Data records for software interfaces
=======

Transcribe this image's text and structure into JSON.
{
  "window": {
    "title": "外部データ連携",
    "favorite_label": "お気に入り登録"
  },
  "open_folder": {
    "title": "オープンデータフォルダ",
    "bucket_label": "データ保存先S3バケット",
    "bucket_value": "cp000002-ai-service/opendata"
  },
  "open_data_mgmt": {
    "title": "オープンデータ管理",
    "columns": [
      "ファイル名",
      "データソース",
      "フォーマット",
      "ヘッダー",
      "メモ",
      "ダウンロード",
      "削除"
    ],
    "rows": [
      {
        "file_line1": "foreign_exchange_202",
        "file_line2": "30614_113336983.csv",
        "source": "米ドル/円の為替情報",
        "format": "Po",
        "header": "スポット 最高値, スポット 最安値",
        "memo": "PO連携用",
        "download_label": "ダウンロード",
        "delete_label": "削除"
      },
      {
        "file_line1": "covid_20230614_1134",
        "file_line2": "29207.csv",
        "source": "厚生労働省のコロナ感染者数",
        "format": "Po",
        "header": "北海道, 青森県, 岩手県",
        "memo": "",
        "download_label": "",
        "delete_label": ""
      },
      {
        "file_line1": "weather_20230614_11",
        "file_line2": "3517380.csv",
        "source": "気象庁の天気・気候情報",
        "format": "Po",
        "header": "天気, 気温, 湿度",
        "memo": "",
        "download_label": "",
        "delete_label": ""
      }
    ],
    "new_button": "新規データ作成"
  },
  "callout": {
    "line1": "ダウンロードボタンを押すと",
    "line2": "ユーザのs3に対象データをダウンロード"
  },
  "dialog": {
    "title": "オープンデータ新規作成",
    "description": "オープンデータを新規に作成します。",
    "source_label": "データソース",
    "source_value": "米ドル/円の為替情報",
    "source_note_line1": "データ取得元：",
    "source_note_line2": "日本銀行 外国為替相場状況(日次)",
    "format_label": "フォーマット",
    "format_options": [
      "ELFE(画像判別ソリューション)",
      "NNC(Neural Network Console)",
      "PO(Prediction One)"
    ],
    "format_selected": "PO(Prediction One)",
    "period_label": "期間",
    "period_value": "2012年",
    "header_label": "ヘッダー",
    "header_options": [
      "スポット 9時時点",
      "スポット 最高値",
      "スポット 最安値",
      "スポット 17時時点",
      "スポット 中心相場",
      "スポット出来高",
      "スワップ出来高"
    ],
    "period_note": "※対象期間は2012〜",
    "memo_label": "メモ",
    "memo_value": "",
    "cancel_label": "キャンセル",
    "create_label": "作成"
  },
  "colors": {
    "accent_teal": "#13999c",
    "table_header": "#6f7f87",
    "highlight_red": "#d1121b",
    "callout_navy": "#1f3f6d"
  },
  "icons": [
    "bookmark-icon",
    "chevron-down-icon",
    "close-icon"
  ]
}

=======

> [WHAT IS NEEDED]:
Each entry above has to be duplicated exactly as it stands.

> [SOLUTION FOR THIS TASK]:
Transcribe this image's text and structure into JSON.
{
  "window": {
    "title": "外部データ連携",
    "favorite_label": "お気に入り登録"
  },
  "open_folder": {
    "title": "オープンデータフォルダ",
    "bucket_label": "データ保存先S3バケット",
    "bucket_value": "cp000002-ai-service/opendata"
  },
  "open_data_mgmt": {
    "title": "オープンデータ管理",
    "columns": [
      "ファイル名",
      "データソース",
      "フォーマット",
      "ヘッダー",
      "メモ",
      "ダウンロード",
      "削除"
    ],
    "rows": [
      {
        "file_line1": "foreign_exchange_202",
        "file_line2": "30614_113336983.csv",
        "source": "米ドル/円の為替情報",
        "format": "Po",
        "header": "スポット 最高値, スポット 最安値",
        "memo": "PO連携用",
        "download_label": "ダウンロード",
        "delete_label": "削除"
      },
      {
        "file_line1": "covid_20230614_1134",
        "file_line2": "29207.csv",
        "source": "厚生労働省のコロナ感染者数",
        "format": "Po",
        "header": "北海道, 青森県, 岩手県",
        "memo": "",
        "download_label": "",
        "delete_label": ""
      },
      {
        "file_line1": "weather_20230614_11",
        "file_line2": "3517380.csv",
        "source": "気象庁の天気・気候情報",
        "format": "Po",
        "header": "天気, 気温, 湿度",
        "memo": "",
        "download_label": "",
        "delete_label": ""
      }
    ],
    "new_button": "新規データ作成"
  },
  "callout": {
    "line1": "ダウンロードボタンを押すと",
    "line2": "ユーザのs3に対象データをダウンロード"
  },
  "dialog": {
    "title": "オープンデータ新規作成",
    "description": "オープンデータを新規に作成します。",
    "source_label": "データソース",
    "source_value": "米ドル/円の為替情報",
    "source_note_line1": "データ取得元：",
    "source_note_line2": "日本銀行 外国為替相場状況(日次)",
    "format_label": "フォーマット",
    "format_options": [
      "ELFE(画像判別ソリューション)",
      "NNC(Neural Network Console)",
      "PO(Prediction One)"
    ],
    "format_selected": "PO(Prediction One)",
    "period_label": "期間",
    "period_value": "2012年",
    "header_label": "ヘッダー",
    "header_options": [
      "スポット 9時時点",
      "スポット 最高値",
      "スポット 最安値",
      "スポット 17時時点",
      "スポット 中心相場",
      "スポット出来高",
      "スワップ出来高"
    ],
    "period_note": "※対象期間は2012〜",
    "memo_label": "メモ",
    "memo_value": "",
    "cancel_label": "キャンセル",
    "create_label": "作成"
  },
  "colors": {
    "accent_teal": "#13999c",
    "table_header": "#6f7f87",
    "highlight_red": "#d1121b",
    "callout_navy": "#1f3f6d"
  },
  "icons": [
    "bookmark-icon",
    "chevron-down-icon",
    "close-icon"
  ]
}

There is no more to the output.